A backsplash is the protective wall covering behind a sink, which prevents moisture from damaging the wall. It can be made of any waterproof material, but tile provides the widest range of colors and styles. If you have an old tile backsplash, you must remove it before you can install a new one. The good news is that you know the wall behind the backsplash is already suitable for tile. Make sure your new backsplash is at least as large as the old one, so you don't have to touch up the paint around the edges.
Things You'll Need
- Sharp chisel
- Razor scraper
- Tape measure
- Thinset tile mortar
- Notched tiling trowel
- Standard wall tiles
- Bullnose wall tiles
- Tile spacers
- Grout float
Remove the existing tiles of the backsplash with your hammer and chisel, tapping at the sides of the tiles where they meet the wall. Scrape the wall with a razor scraper once the tiles are off to remove any residual mortar or glue.
Use a pencil, level and tape measure to mark the dimensions you want for the new backsplash. Line up the bubbles on the level in the lines indicating level and plumb before you mark the wall. Size the perimeter so it will hold all full tiles with no cuts, leaving room for a border of bullnose tiles. Bullnose tile are those that are finished on one edge.
Spread thinset mortar over the whole marked area with your notched trowel.
Set the bottom row of tiles in place in the mastic, along the surface of the countertop. Set spacers between and below the tiles separating them from the countertop.

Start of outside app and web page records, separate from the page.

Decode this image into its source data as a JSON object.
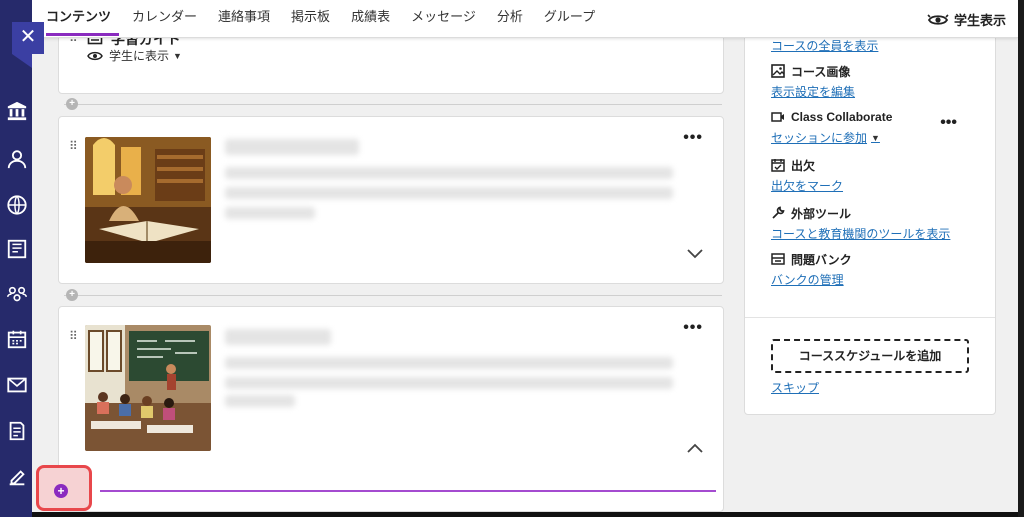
{
  "nav": {
    "tabs": [
      {
        "label": "コンテンツ",
        "active": true
      },
      {
        "label": "カレンダー"
      },
      {
        "label": "連絡事項"
      },
      {
        "label": "掲示板"
      },
      {
        "label": "成績表"
      },
      {
        "label": "メッセージ"
      },
      {
        "label": "分析"
      },
      {
        "label": "グループ"
      }
    ],
    "student_view": "学生表示"
  },
  "guide": {
    "title": "学習ガイド",
    "visibility": "学生に表示"
  },
  "sidebar": {
    "top_link": "コースの全員を表示",
    "items": [
      {
        "heading": "コース画像",
        "link": "表示設定を編集",
        "icon": "image-icon"
      },
      {
        "heading": "Class Collaborate",
        "link": "セッションに参加",
        "icon": "video-icon"
      },
      {
        "heading": "出欠",
        "link": "出欠をマーク",
        "icon": "attendance-icon"
      },
      {
        "heading": "外部ツール",
        "link": "コースと教育機関のツールを表示",
        "icon": "wrench-icon"
      },
      {
        "heading": "問題バンク",
        "link": "バンクの管理",
        "icon": "bank-icon"
      }
    ],
    "schedule_button": "コーススケジュールを追加",
    "skip": "スキップ"
  },
  "colors": {
    "accent": "#8a2bbf",
    "link": "#1f6fb7",
    "rail": "#262a6b",
    "highlight": "#e8474b"
  }
}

Install the second row of tiles above the first, again putting spacers around each of them as you press them into the mortar. Repeat and continue, building your way up the wall row by row, covering the whole marked area.
Use your trowel to spread mortar on the back of a bullnose tile. Press it onto the wall at one edge of the tiled area, so the unfinished edge of the tile is facing the backsplash and the finished side is facing out toward the open wall. Repeat the process to hang the rest of the bullnose tiles in a perimeter around the backsplash.
Let the tiles set for 12 hours. Remove the spacers.
Grout the tiles with a grout float, spreading the grout over the surface and forcing it down into the spaces between the tiles. Use a damp sponge to wipe off the excess grout.
Let the grout set for 48 hours. Run a bead of caulk along the bottom of the backsplash where it meets the countertop.